“Photography is to put in the same line of sight the head, the eye and the heart ” Henri Cartier-Bresson
It is in 1955 that the album Les Européens, conceived and laid out by Tériade, with a cover page by Juan MirF3, was published. Henri Cartier-Bresson had worked on this piece for five years, a short period if one considers that the famous Images à la sauvette of 1952, was the fruit of twenty years’ labour. This piece hence presented a dense portrait of a Europe where, ten years after the war, accumulated ruins, as well as traces of hunger and misery on people’s faces were still clearly visible. In the preface, nevertheless, Cartier-Bresson states that ” whether we are just passing or settled down in a particular place, in order to express a country or situation, one needs to have somehow established a close working relationship, to be supported by a human community; living takes time, and roots take shape slowly… ”
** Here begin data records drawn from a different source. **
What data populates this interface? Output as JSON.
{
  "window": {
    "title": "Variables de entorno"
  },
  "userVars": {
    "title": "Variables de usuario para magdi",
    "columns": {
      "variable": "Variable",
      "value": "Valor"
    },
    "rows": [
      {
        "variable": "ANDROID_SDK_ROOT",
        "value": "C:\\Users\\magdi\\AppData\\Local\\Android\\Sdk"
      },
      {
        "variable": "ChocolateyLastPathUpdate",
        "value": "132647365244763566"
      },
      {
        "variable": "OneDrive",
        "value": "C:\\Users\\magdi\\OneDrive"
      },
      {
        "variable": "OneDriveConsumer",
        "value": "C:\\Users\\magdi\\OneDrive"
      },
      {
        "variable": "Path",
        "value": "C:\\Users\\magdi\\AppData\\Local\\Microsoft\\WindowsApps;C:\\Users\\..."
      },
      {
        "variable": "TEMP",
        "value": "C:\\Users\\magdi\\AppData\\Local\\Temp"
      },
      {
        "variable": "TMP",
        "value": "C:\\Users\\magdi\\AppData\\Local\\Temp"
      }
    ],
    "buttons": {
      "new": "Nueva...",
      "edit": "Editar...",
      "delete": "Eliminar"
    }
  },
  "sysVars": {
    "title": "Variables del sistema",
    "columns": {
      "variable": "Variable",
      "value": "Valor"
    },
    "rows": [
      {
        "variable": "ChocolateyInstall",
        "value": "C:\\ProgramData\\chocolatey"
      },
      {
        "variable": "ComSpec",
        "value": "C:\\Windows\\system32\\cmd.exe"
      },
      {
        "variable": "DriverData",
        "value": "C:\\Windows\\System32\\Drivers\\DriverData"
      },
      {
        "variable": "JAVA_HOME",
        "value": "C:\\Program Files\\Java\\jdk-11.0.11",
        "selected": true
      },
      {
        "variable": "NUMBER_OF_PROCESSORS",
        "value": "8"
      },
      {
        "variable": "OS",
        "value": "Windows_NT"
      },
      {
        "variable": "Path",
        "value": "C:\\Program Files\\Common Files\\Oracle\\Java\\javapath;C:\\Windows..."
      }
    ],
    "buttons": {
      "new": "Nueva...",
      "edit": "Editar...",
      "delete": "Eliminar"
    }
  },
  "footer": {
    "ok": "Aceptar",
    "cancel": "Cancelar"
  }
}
These roots which take shape slowly, had begun to grow ever since his very first travels, since 1932 and his first Leica: Spain and Italy, which he visited in particular with André Pieyre de Mandiargues (Cartier-Bresson was twenty-three at the time) and from where he brought back photographs since become unforgettable. In France, the experience of the Front Populaire and paid vacations in 1937, which he covers closely, offers a lyrical and sometimes idyllic parenthesis to his work. After 1955, his collection is enriched with new travels, in particular to Germany, and to East-Berlin in 1962. Forty years after Les européens, the exhibit brings us the result of nearly half a century of travels, from the 1930’s to the 1970’s, and presents us again with the continent of ancient parapets.”
Amplified and enriched, the work of the photographer with soles of wind is revealed in all it’s grandeur. While he may appear to be a hurried man or a traveller without luggage, to quote his titles from the same period, he is first of all a poet, attentive to the act of love made with each photograph, and this is where the genius is revealed. But this time, with the desired distance, we discover simultaneously the geographer, who analyses the unity or diversity of land occupation, the permanence or vulnerability of cultures; the ethnographer, who captures precisely costumes and customs, clothing and garments, gestures of work and rituals of religion; the anthropologist, who captivates motions of love, a feast or a funeral; the sociologist, gazing at crowds and assemblies, revealing the development of destinies and histories. In rural Europe, strangely silent in the absence of the engine, and where everything was still done by animals and human beings, he portrays, unaltered, these infinitely captivating traits. But the Europe of before the Glorious Thirties, incredibly united despite national differences, seems to have disappeared. The two hundred photographs presented here are the insistent and painful resuscitation of a continent, drowned despite the urgency of political unification; a world of yesterday. Each photograph presents itself not as part of a series, an archive selected among others, but as a singular work of art which, with its own formal qualities and unique meanings, exists in itself. Each is the fantastic concentration in an instant, of an energy which within its black frame, illuminates, like an instant of lightening, the meaning of the moment which has been captured.
This daily chronicle, journalist’s work which makes of light a ritual, sometimes appears like a dream. Have these moments really existed, these crowds really met, these posters calling people to fight really been posted, these kisses really been exchanged, these plates really been used, these encounters really occurred? The characters, faces, expressions, clothing, scenery, streets, houses, the ways of century, it is as if we are the inheritors of history written before our very eyes. Everything would be but illusion and Mayan veil if it were not for the roll of film, which turns faithfully like a Buddhist prayer wheel, to preserve an everlasting trace.
Curators of the exhibition : Maurice Coriat and Jean-Luc Monterosso.